If you’re a brand new freelancer, wouldn’t it be easier if you knew how to pitch the correct way, right off the bat? Or if you’re somewhat seasoned, but looking to take on some new clients and your current pitch isn’t converting that well, wouldn’t it be nice to know what you could do to make yours better?
We’ve talked a lot about pitching on Leaving Work Behind in the past. In fact, I’ve shared with you my first pitch along with my most recent one and broken it all down for you to learn why the latter is more effective and converts better.
And I’ve also given you the ultimate pitching blueprint to help you propose new article ideas to your current clients. But today, I want to share with you four specific ways to kill it in your next email pitch that are often overlooked by freelancers just like us.
Are you more afraid of failing or succeeding as a freelancer?
It’s normal to be afraid of failure, but for some of us the fear of success is equally or more paralyzing. Why? Because it means we should change.
And change is scary too.
But change is necessary for success. And you’re probably reading Leaving Work Behind for motivation to succeed. Either to leave your current day job or to continue building your freelance business – maybe it’s both!
So, you want to be a professional writer? No problem.
Seriously: no problem. I’m not going to say that becoming a professional, paid writer is easy – at some point, you’re going to need to sit down and type out a few thousand original words – but it is achievable.
There are plenty of ways to get paid for your writing. Maybe you’ll earn enough to make writing a lucrative side hustle, and maybe you’ll follow my example and make writing your full-time job (I write about 3,000 words a day, Monday through Friday. It isn’t easy, but it is a lot of fun).
How can you get started as a beginning writer? Here are some tips, direct from The Write Life’s new ebook 71 Ways to Make Money as a Freelance Writer. I helped The Write Life put together this resource, and I’ve done a lot of these money-making ideas myself, so I know they work!
I just got back from my first vacation as a full-time freelancer.
I’d give myself a B-. I tried to prepare as much as possible by working ahead on client work, letting my clients know I was going to be gone and setting an out of office message on my email.
But it wasn’t until the end of the week that I truly was able to unplug and relax. Part of this is that I still needed to work in some capacity by checking email for my two virtual assistant clients while away. And part was that I wanted to know what I was missing while I was gone.
Silly, silly me! As I mentioned, towards the end I was able to relax and enjoy myself a bit more.
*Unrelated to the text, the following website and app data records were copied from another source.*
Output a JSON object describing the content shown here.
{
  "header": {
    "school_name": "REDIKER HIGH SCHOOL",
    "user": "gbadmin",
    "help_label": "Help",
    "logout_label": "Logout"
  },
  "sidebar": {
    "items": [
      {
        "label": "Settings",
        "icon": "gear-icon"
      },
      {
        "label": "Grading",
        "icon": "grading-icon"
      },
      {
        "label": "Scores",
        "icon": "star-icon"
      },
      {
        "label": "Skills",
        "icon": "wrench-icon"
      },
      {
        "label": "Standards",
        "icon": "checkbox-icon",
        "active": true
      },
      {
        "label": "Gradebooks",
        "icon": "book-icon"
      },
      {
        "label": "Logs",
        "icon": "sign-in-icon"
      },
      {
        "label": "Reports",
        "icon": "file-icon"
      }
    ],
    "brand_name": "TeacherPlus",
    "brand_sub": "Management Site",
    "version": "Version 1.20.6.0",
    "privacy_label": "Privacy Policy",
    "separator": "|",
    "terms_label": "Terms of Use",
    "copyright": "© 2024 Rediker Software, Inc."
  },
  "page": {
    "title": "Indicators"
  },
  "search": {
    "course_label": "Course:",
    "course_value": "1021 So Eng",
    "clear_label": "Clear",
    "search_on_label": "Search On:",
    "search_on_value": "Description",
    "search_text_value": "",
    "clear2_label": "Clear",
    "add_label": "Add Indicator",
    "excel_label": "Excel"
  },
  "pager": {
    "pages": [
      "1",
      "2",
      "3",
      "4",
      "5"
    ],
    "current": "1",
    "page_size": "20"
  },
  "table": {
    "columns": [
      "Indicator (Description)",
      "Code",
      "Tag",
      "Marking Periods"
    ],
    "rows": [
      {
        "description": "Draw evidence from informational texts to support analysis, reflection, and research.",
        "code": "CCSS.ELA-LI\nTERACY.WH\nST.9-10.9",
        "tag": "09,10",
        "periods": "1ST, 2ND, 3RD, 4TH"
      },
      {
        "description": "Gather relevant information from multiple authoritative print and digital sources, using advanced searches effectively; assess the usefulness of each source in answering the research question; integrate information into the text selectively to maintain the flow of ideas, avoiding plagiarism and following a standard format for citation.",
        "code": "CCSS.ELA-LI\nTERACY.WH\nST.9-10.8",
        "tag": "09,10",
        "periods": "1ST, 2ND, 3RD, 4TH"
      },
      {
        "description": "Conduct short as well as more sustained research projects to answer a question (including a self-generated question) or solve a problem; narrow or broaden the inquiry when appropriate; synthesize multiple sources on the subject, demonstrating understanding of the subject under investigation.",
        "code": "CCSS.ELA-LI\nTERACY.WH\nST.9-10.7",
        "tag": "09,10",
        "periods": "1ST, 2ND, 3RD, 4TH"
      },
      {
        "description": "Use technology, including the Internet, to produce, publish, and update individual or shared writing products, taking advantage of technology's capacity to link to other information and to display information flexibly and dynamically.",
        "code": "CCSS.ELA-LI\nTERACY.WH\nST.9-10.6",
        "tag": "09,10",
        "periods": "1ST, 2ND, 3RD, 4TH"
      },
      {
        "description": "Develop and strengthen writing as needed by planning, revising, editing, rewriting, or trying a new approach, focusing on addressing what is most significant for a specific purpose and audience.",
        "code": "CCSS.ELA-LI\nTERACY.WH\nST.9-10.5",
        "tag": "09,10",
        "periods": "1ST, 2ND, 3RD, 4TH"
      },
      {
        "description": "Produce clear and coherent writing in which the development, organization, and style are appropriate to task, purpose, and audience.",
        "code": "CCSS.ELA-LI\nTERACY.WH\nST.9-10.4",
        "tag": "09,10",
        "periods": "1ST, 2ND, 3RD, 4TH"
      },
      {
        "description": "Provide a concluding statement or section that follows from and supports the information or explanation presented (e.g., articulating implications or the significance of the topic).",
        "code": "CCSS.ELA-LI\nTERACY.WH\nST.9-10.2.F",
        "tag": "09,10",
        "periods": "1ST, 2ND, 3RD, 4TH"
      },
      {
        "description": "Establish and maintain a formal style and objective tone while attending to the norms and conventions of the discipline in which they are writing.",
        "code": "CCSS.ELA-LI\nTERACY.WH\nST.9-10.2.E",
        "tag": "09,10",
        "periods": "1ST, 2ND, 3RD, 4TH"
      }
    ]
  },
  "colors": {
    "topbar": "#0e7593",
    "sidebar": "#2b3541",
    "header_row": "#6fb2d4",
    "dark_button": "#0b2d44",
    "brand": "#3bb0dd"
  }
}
And I learned a lot about myself and my business in the process. Here are my four best tips to help you take a more successful vacation from your freelance business next time around.
So, you’re writing a great blog post. You’re really pleased with it. And you have a strong feeling that it could
go even further – but how do you make your way into the lucrative yet confusing world of magazine publishing?
Believe me, it’s not as hard as it looks. For a lot of blog writers, getting something into traditional publishing looks daunting and – whisper it quietly – for a magazine writer, blogs look like a mountain to climb too. But there are a few easy, basic rules for success.